To do: Below are some entries. Copy each line that holds the string "заказа".

Top of Records for the exercise

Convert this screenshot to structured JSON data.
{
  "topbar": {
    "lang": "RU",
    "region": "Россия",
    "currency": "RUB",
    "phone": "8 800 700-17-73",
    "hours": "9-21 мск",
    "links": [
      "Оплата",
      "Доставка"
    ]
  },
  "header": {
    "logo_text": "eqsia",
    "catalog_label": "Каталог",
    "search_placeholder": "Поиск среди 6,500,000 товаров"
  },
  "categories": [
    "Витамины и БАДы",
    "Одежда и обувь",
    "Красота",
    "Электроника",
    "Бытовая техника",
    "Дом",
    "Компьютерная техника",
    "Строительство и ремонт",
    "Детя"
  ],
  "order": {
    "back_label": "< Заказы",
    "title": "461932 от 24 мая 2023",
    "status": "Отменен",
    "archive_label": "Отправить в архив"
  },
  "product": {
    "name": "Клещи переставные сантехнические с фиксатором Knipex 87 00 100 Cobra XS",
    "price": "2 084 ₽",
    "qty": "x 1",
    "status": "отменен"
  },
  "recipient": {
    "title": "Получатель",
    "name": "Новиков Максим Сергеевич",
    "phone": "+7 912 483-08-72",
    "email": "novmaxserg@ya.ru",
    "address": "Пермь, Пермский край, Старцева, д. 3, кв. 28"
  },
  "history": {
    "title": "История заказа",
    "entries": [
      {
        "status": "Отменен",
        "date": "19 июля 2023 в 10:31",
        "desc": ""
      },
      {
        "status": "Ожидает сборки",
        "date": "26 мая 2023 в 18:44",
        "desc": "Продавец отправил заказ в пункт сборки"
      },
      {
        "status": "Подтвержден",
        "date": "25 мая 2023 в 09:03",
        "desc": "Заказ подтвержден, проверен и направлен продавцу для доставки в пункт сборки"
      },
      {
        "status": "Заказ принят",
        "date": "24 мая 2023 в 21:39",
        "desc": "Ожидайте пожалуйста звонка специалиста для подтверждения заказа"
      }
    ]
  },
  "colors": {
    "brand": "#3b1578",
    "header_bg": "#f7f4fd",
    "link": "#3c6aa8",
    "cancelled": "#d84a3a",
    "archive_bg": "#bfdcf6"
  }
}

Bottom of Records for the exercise

Exercise result:
    "title": "История заказа",
        "desc": "Ожидайте пожалуйста звонка специалиста для подтверждения заказа"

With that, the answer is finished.